In a nutshell, a creditor must provide the borrowers a disclosure, within three business days after the receipt of a loan application, advising them of their right to receive a copy of all appraisals and other written valuations developed in connection with the loan. Appendix C, Form 9 provides the following recommended language for the disclosure:
We may order an appraisal to determine the property's value and charge you for this appraisal. We will promptly give you a copy of any appraisal, even if your loan does not close.
You can pay for an additional appraisal for your own use at your own cost.In addition, the creditor must provide a copy of the appraisal/valuation reports to the borrowers promptly upon completion or three business days before closing.
These requirements seem simple and straightforward enough. What is so tricky about the new Reg B?
1. Scope of Application
Unlike other federal regulations, for example, Reg Z (TILA), Reg X (RESPA), Reg V (Fair Credit Reporting Act), or the new fearsome QM Rules, the new Appraisal Rule applies broadly to both consumer credit transaction and business-purpose credit transactions.
Notably, the Official Staff Interpretations provides:
14(a)(1) In general.

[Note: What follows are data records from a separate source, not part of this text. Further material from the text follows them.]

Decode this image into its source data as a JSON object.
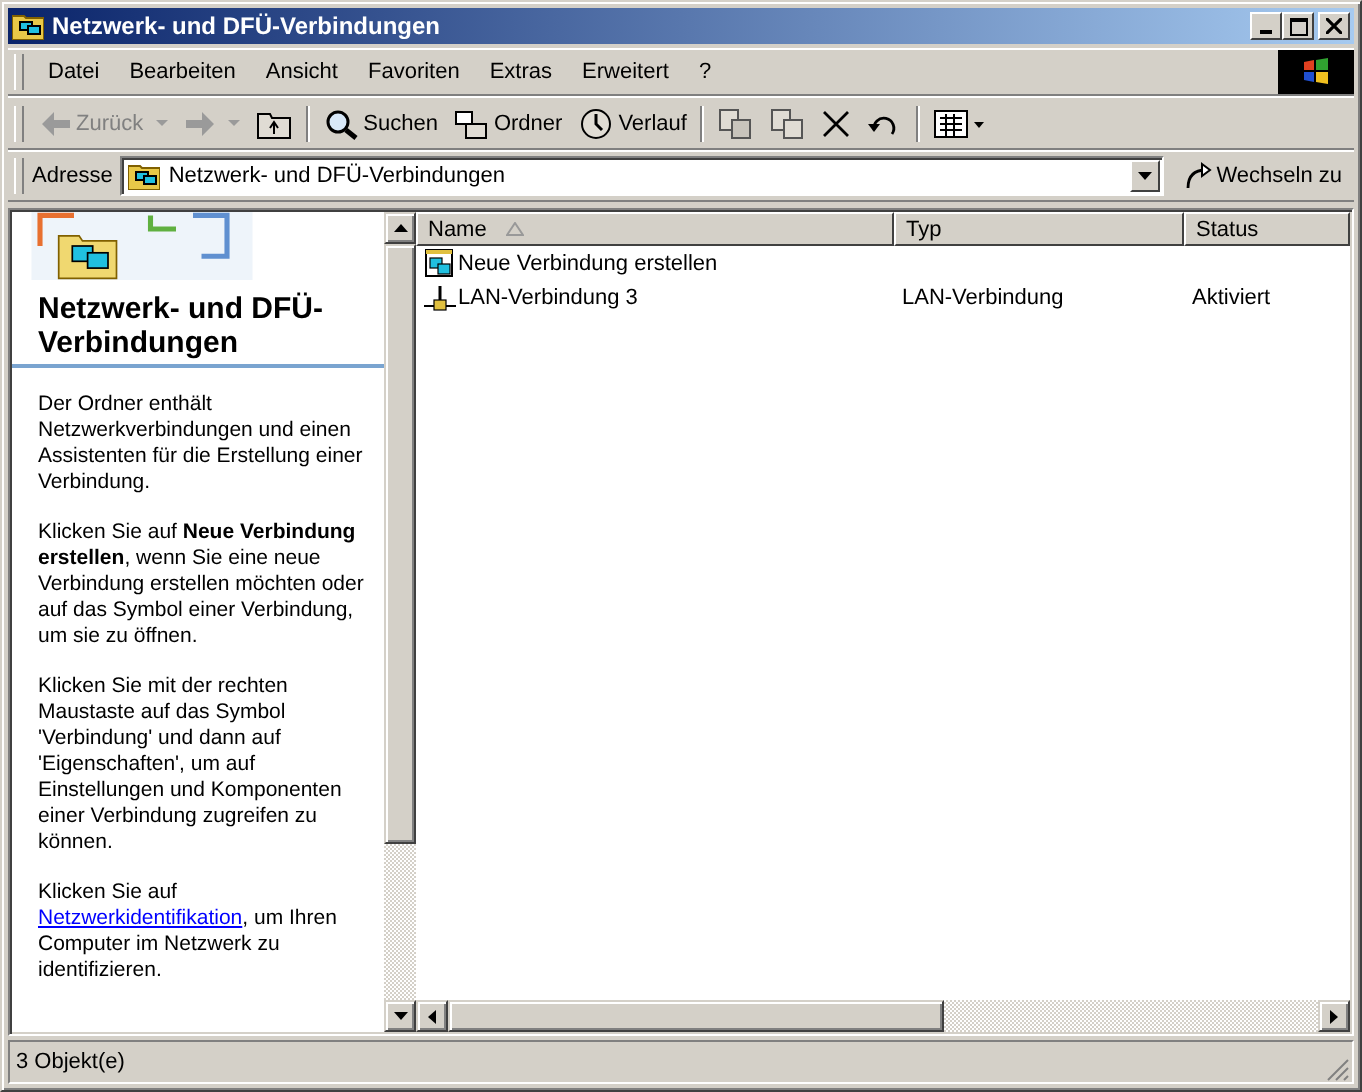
{
  "window": {
    "title": "Netzwerk- und DFÜ-Verbindungen"
  },
  "menu": [
    "Datei",
    "Bearbeiten",
    "Ansicht",
    "Favoriten",
    "Extras",
    "Erweitert",
    "?"
  ],
  "toolbar": [
    {
      "kind": "back",
      "label": "Zurück",
      "disabled": true
    },
    {
      "kind": "forward",
      "disabled": true
    },
    {
      "kind": "up"
    },
    {
      "kind": "search",
      "label": "Suchen"
    },
    {
      "kind": "folders",
      "label": "Ordner"
    },
    {
      "kind": "history",
      "label": "Verlauf"
    },
    {
      "kind": "moveto"
    },
    {
      "kind": "copyto"
    },
    {
      "kind": "delete"
    },
    {
      "kind": "undo"
    },
    {
      "kind": "views"
    }
  ],
  "address": {
    "label": "Adresse",
    "value": "Netzwerk- und DFÜ-Verbindungen",
    "go": "Wechseln zu"
  },
  "info_pane": {
    "title": "Netzwerk- und DFÜ-Verbindungen",
    "paragraphs": [
      {
        "text": "Der Ordner enthält Netzwerkverbindungen und einen Assistenten für die Erstellung einer Verbindung."
      },
      {
        "text": "Klicken Sie auf **Neue Verbindung erstellen**, wenn Sie eine neue Verbindung erstellen möchten oder auf das Symbol einer Verbindung, um sie zu öffnen."
      },
      {
        "text": "Klicken Sie mit der rechten Maustaste auf das Symbol 'Verbindung' und dann auf 'Eigenschaften', um auf Einstellungen und Komponenten einer Verbindung zugreifen zu können."
      },
      {
        "text": "Klicken Sie auf",
        "link": "Netzwerkidentifikation",
        "after": ", um Ihren Computer im Netzwerk zu identifizieren."
      }
    ]
  },
  "table": {
    "columns": [
      {
        "label": "Name",
        "sorted": true
      },
      {
        "label": "Typ",
        "sorted": false
      },
      {
        "label": "Status",
        "sorted": false
      }
    ],
    "rows": [
      {
        "kind": "wizard",
        "name": "Neue Verbindung erstellen",
        "type": "",
        "status": ""
      },
      {
        "kind": "lan",
        "name": "LAN-Verbindung 3",
        "type": "LAN-Verbindung",
        "status": "Aktiviert"
      }
    ]
  },
  "status_bar": {
    "text": "3 Objekt(e)"
  }
}
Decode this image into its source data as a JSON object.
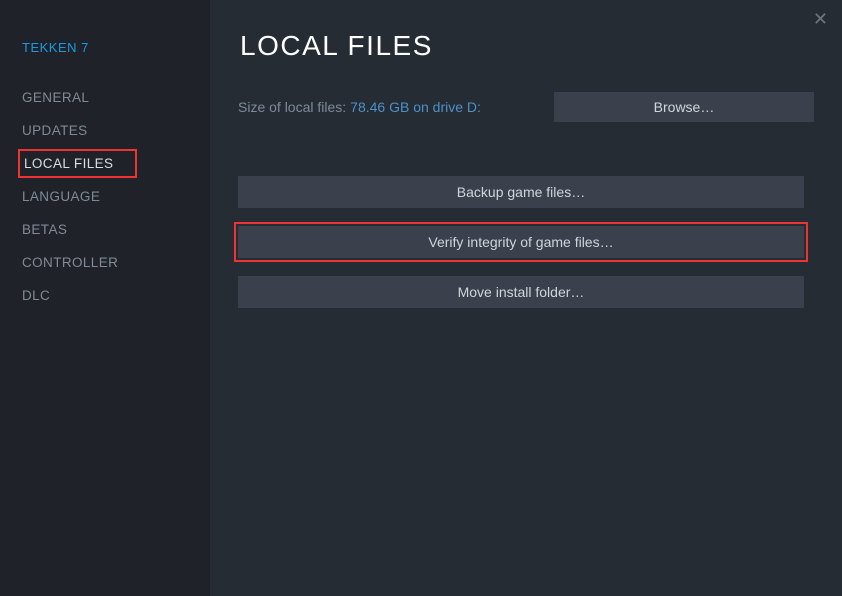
{
  "game_title": "TEKKEN 7",
  "nav": {
    "general": "GENERAL",
    "updates": "UPDATES",
    "local_files": "LOCAL FILES",
    "language": "LANGUAGE",
    "betas": "BETAS",
    "controller": "CONTROLLER",
    "dlc": "DLC"
  },
  "page_title": "LOCAL FILES",
  "size_label": "Size of local files:",
  "size_value": "78.46 GB on drive D:",
  "buttons": {
    "browse": "Browse…",
    "backup": "Backup game files…",
    "verify": "Verify integrity of game files…",
    "move": "Move install folder…"
  }
}
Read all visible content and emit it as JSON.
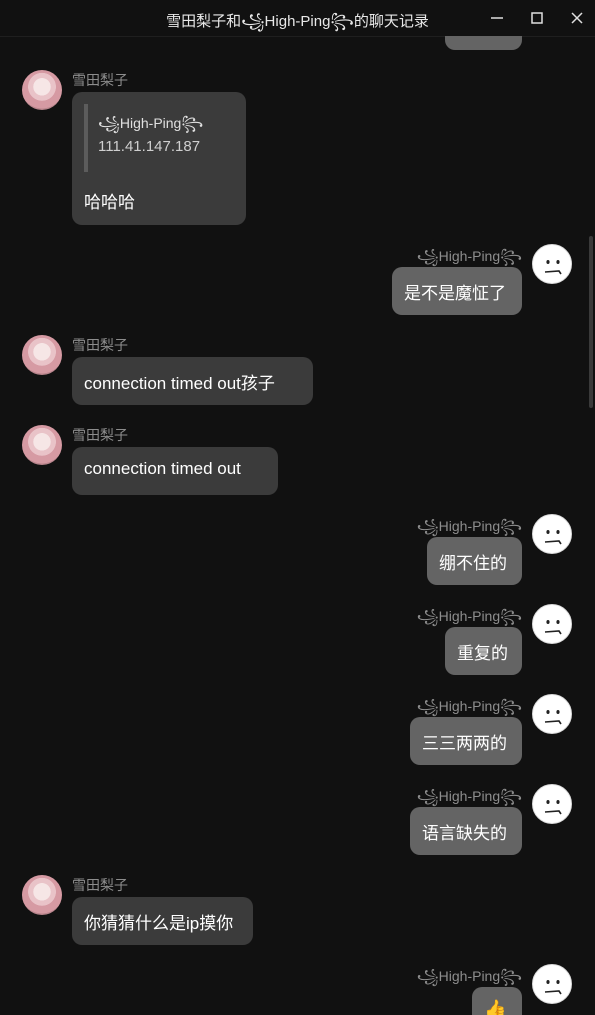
{
  "window": {
    "title": "雪田梨子和꧁High-Ping꧂的聊天记录"
  },
  "contacts": {
    "other_name": "雪田梨子",
    "self_name": "꧁High-Ping꧂"
  },
  "messages": [
    {
      "from": "雪田梨子",
      "quote_name": "꧁High-Ping꧂",
      "quote_text": "111.41.147.187",
      "text": "哈哈哈"
    },
    {
      "from": "꧁High-Ping꧂",
      "text": "是不是魔怔了"
    },
    {
      "from": "雪田梨子",
      "text": "connection timed out孩子"
    },
    {
      "from": "雪田梨子",
      "text": "connection timed out"
    },
    {
      "from": "꧁High-Ping꧂",
      "text": "绷不住的"
    },
    {
      "from": "꧁High-Ping꧂",
      "text": "重复的"
    },
    {
      "from": "꧁High-Ping꧂",
      "text": "三三两两的"
    },
    {
      "from": "꧁High-Ping꧂",
      "text": "语言缺失的"
    },
    {
      "from": "雪田梨子",
      "text": "你猜猜什么是ip摸你"
    },
    {
      "from": "꧁High-Ping꧂",
      "text": "👍"
    }
  ],
  "icons": {
    "minimize": "minimize-icon",
    "maximize": "maximize-icon",
    "close": "close-icon"
  }
}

1. Coverage. Section 1002.14 covers applications for credit to be secured by a first lien on a dwelling, as that term is defined in § 1002.14(b)(2), whether the credit is for a business purpose (for example, a loan to start a business) or a consumer purpose (for example, a loan to purchase a home). [Emphasis added]
In terms of scope and applicability, the Appraisal Rule departs from other federal regulations. Creditors, who lend to business entities or rental property investors, must comply with the Appraisal Rule by providing the early disclosure. (I do note that the broad application of this disclosure requirement is an existing requirement under Reg B.)
2. Written Valuations
While the industry is familiar with appraisal reports developed by appraisers, less is known, however, about "written valuations". In Reg B, "valuations" is defined as follows:
any estimate of the value of a dwelling developed in connection with an application for credit.According to this definition, valuations should cover (refer to this):
- An appraisal report (by an appraisal whether or not licensed or certified) including the appraiser's estimate or opinion of the property’s value;
- A document prepared by the creditor or its agent/contractor that assigns a specific monetary value to the property;
- A report approved by a GSE for describing the estimate of the property’s value developed pursuant to the proprietary methodology or mechanism of the GSE;
- A report generated through an automated valuation model (AVM) to estimate the property’s value;
- A broker price opinion (BPO) prepared by a real estate broker, agent, or sales person to estimate the property’s value.
In some instances, a creditor may compile valuation data, post closing, regarding a property solely for quality control purposes. Will those valuation data be subject to this rule? Given the overarching goal of Reg B for preventing discrimination by promoting transparency during the loan origination process, written documentation developed by a creditor after closing for quality control purposes should fall outside the scope of the Appraisal Rule.